Are there any particular scenes you really enjoyed writing?
The action scenes, obviously. I love action. The final battle in the book was especially fun, not just seeing how many things I can shoot up and blow up, but doing everything I can to make things tough for the good guys. Then there were a few scenes where I put Jim in some moral dilemmas. It’s always interesting to put a good, honorable man in a situation where he really doesn’t have a right or wrong decision he can make, but more of bad decision or even worse decision. What does he do? I also liked the personal moments between Jim and Kenaevya, especially with them trying to cope with all the baggage they carry into their relationship.
Do you listen to music when you’re writing?
Absolutely. I cannot work in silence. A lot of times, the music I pick is dependent on what kind of scene I’m writing. If it’s an action scene, then there’s heavy metal playing in the background. Iron Maiden, Motorhead, Metallica, Arch Enemy. If it’s two characters sharing a personal moment, then I put on something slow, ballad-like. Stuff by, say, REO Speedwagon, Sarah Brightman, Celtic Woman.
What do you think makes a good story?
Much as I love action, and I really love action, it’s the characters. You need to have characters that feel real, that the reader will sympathize with and care about. If something bad happens to a character, you want the reader to feel bad about it. When something good happens to them, you want the reader to do a fist pump and go, “Yeah!” You can have a scene where an entire city is getting blown up, but if the characters in your story are bland and cardboard, who’s going to care if a building falls down on them?

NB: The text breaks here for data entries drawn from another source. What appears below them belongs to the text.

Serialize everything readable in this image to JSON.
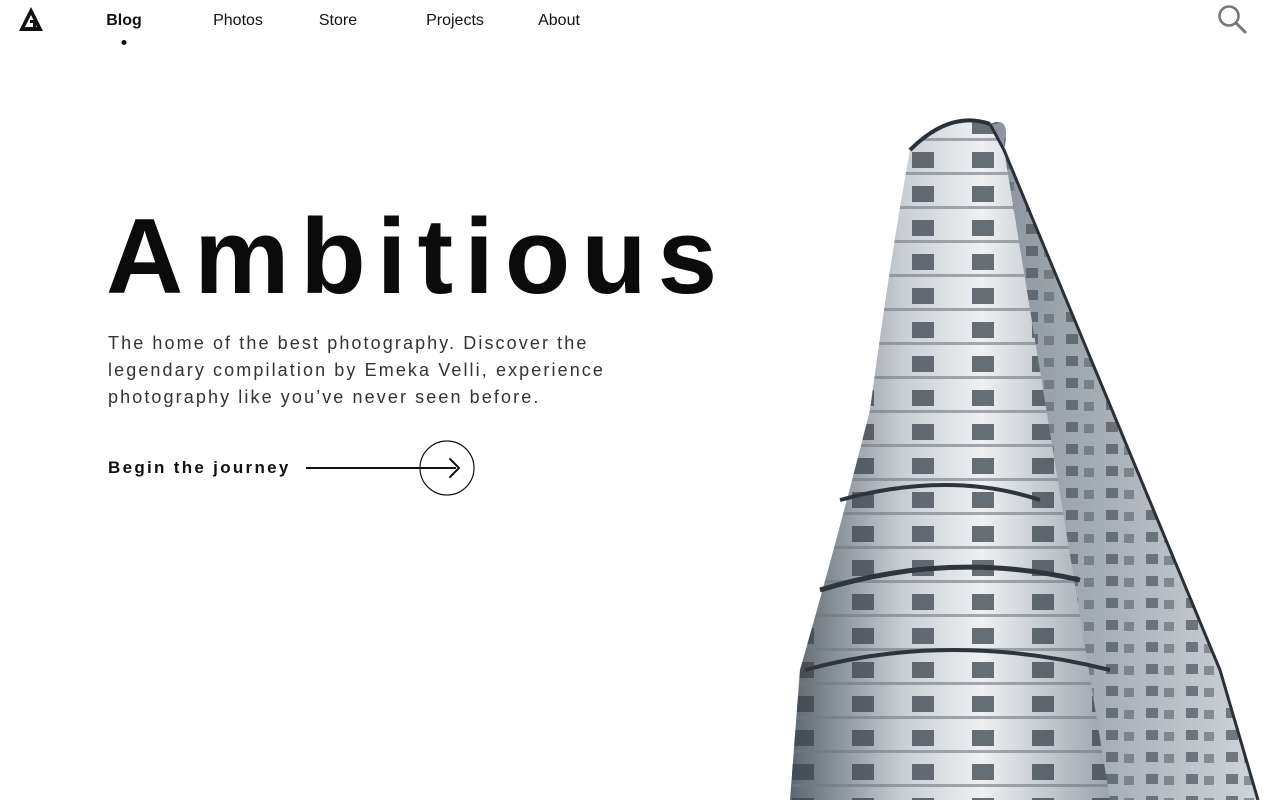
{
  "brand": {
    "logo_icon": "triangle-a-logo-icon"
  },
  "nav": {
    "items": [
      {
        "label": "Blog",
        "active": true
      },
      {
        "label": "Photos",
        "active": false
      },
      {
        "label": "Store",
        "active": false
      },
      {
        "label": "Projects",
        "active": false
      },
      {
        "label": "About",
        "active": false
      }
    ],
    "search_icon": "search-icon"
  },
  "hero": {
    "title": "Ambitious",
    "description": "The home of the best photography. Discover the legendary compilation by Emeka Velli, experience photography like you’ve never seen before.",
    "cta_label": "Begin the journey",
    "cta_icon": "arrow-right-circle-icon"
  },
  "image": {
    "subject": "building-photo"
  },
  "colors": {
    "text": "#111111",
    "background": "#ffffff",
    "muted": "#333333"
  }
}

|John J Rust and Stanley Cup|
A native of
John J. Rust graduated from both and the College of Mt. St. Vincent before
pursuing his career as a radio sports reporter and play-by-play announcer. Along with his novel "Dark Wings,"
Rust has published three science fiction short stories, including "The Art
of Fear," which stars the ghost of Edgar Allan Poe. Rust currently lives in Mercer
His hobbies include exercising, studying history, collecting ballcaps
and t-shirts, and listening to European symphonic metal. Arizona